October 2, 2020

Mandatory COVID Vaccinations: There is No Vaccine Against Legal Risk

by Janay Stevens, Esq. & Michael Griffaton, Esq., Vorys, Sater, Seymour and Pease LLP

At some point, there will be a vaccine for COVID-19. For employers, the question becomes whether they can require their employees to get vaccinated as a condition of employment once a COVID vaccine is available. The answer is generally yes, but employers must be aware of the potential legal risks and practical considerations in mandating vaccination for their workforce.

In 1905, during a smallpox outbreak, the United States Supreme Court upheld a state law permitting localities to require vaccination. In Jacobson v. Massachusetts, the Supreme Court held that “a community has the right to protect itself against an epidemic of disease which threatens the safety of its members, including by enact[ing] quarantine laws and health laws of every description.” Numerous courts have used Jacobson to uphold government actions relating to COVID-19 against challenges. As one court explained, "Jacobson instructs that all constitutional rights may be reasonably restricted to combat a public health emergency." Additionally, courts have regularly upheld employers’ requirements that health care workers get the flu vaccine.

Even though courts have upheld mandatory vaccination policies, employees still may request religious and medical accommodations. In turn, employers must at least consider whether such an accommodation is feasible.

Under Title VII, if an employer receives notice that an employee’s “sincerely held religious belief” prevents them from taking the vaccine, the employer generally must provide reasonable accommodation. A personal anti-vaccination belief usually will not support a “sincerely held religious belief.”

Even if an employee does have a religious opposition to getting the COVID-19 vaccine, the employer can still deny the accommodation if it would pose an “undue hardship.” An “undue hardship” for religious accommodation means that the accommodation would impose "more than de minimis cost" to the operation of the employer’s business. This is a lower standard than under the Americans with Disabilities Act. Under the ADA, an employee may be entitled to an exemption from a mandatory vaccination requirement based on a disability that prevents them from taking the vaccine. This would be a reasonable accommodation barring undue hardship (i.e., significant difficulty or expense).

Whether an employee who has a sensitivity to a vaccine is “disabled” for purposes of the ADA is currently unclear. Employers should note that state civil rights laws may provide greater protection than the ADA. But assuming that an employee is disabled, the employer can deny the accommodation by showing, as the Supreme Court explained, “special (typically case-specific) circumstances that demonstrate undue hardship in the particular circumstances.”

The U.S. Equal Employment Opportunity Commission, which enforces Title VII and the ADA, has classified COVID-19 as a “direct threat” under the ADA. This means that an individual with the virus poses a “significant risk of substantial harm” to others in the workplace which has permitted employers to require medical testing and screening that the ADA usually prohibits.

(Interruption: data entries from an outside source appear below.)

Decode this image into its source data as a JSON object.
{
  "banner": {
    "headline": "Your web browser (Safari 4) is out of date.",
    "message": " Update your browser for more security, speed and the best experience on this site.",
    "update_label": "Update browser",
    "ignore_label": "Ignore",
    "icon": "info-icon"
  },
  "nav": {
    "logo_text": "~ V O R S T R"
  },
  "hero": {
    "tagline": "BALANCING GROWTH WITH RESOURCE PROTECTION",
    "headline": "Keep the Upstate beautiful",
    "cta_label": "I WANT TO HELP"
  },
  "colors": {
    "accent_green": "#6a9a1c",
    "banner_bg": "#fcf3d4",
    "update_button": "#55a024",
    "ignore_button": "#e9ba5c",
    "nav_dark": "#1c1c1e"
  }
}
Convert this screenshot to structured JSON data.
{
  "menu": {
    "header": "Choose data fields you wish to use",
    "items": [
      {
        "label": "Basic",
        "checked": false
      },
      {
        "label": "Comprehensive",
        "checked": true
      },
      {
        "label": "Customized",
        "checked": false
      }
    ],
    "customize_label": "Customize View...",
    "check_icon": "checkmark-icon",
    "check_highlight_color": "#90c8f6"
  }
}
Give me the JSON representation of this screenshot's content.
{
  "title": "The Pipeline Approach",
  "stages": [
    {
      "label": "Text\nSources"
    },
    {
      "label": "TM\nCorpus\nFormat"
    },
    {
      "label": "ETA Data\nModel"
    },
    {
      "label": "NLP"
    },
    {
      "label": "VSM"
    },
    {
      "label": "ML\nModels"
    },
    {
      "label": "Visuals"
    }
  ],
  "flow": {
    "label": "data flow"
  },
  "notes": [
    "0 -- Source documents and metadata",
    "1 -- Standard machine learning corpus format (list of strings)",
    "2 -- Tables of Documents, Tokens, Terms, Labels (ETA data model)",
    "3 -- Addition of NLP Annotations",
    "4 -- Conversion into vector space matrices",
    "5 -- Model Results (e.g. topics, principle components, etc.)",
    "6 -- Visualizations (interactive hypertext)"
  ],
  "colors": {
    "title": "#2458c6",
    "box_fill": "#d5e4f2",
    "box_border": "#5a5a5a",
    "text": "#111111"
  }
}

Employers will need to wait to see how the EEOC views a mandatory COVID-19 vaccine as well as whether federal and state agencies issue guidance on workplace vaccination policies.

Employers will need to determine whether mandatory vaccinations are necessary for their workplace and, if so, implement a vaccination policy. They will likely face religious, medical and personal exemption requests and may consider encouraging employees to be vaccinated, distributing public health information about the vaccine and making vaccinations available at the workplace. Employers also must consider what they will do should an employee be an anti-vaxxer or claim a religious or medical objection to the vaccine. For some industries, where the work involves high-risk populations or employees work in close proximity, a mandate may make more sense. Employers need to keep apprised of new laws, regulations and agency guidance and consult with counsel in drafting, implementing and administering these policies and in responding to accommodation requests.

The U.S. Equal Employment Opportunity Commission, which enforces Title VII and the ADA, has classified COVID-19 as a “direct threat” under the ADA. This means that an individual with the virus poses a “significant risk of substantial harm” to others in the workplace which has permitted employers to require medical testing and screening that the ADA usually prohibits.

Employers will need to wait to see how the EEOC views a mandatory COVID-19 vaccine as well as whether federal and state agencies issue guidance on workplace vaccination policies.